BEGIN STUDY MATERIAL

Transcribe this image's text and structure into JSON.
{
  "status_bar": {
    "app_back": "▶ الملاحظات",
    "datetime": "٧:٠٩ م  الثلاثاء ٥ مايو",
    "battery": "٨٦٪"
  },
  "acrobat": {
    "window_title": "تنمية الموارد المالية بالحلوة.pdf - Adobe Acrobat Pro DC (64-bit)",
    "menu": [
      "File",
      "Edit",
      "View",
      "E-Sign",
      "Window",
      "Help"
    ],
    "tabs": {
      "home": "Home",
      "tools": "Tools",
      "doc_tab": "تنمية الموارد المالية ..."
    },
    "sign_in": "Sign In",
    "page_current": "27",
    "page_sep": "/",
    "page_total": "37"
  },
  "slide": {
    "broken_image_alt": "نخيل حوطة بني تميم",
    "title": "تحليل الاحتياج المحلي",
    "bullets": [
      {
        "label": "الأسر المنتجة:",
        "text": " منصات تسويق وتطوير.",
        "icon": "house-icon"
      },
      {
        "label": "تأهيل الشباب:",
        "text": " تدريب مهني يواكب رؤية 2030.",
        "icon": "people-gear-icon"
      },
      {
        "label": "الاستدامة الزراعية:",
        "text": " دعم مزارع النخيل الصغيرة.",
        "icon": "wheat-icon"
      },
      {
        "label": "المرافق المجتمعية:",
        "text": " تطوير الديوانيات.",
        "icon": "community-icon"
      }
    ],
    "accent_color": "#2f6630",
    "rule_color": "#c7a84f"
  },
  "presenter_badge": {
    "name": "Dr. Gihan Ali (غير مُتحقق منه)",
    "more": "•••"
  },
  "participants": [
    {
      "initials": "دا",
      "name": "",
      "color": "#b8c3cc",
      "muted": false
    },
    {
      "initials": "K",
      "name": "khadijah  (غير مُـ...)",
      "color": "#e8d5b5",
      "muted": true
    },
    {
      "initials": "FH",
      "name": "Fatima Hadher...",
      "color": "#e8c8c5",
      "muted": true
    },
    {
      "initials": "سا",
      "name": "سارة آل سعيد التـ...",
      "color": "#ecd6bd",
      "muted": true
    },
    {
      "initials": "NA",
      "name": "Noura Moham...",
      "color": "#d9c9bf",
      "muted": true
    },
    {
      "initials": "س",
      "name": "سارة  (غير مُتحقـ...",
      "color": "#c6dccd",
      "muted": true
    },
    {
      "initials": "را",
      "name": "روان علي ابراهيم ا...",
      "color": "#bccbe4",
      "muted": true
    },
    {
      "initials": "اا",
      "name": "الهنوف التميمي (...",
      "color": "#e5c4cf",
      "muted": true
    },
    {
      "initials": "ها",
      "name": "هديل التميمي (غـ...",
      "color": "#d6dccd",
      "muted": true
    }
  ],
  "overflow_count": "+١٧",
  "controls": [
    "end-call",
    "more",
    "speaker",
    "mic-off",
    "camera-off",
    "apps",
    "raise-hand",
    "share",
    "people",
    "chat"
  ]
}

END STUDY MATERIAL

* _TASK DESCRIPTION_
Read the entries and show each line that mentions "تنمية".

* _WRITTEN RESPONSE_
    "window_title": "تنمية الموارد المالية بالحلوة.pdf - Adobe Acrobat Pro DC (64-bit)",
      "doc_tab": "تنمية الموارد المالية ..."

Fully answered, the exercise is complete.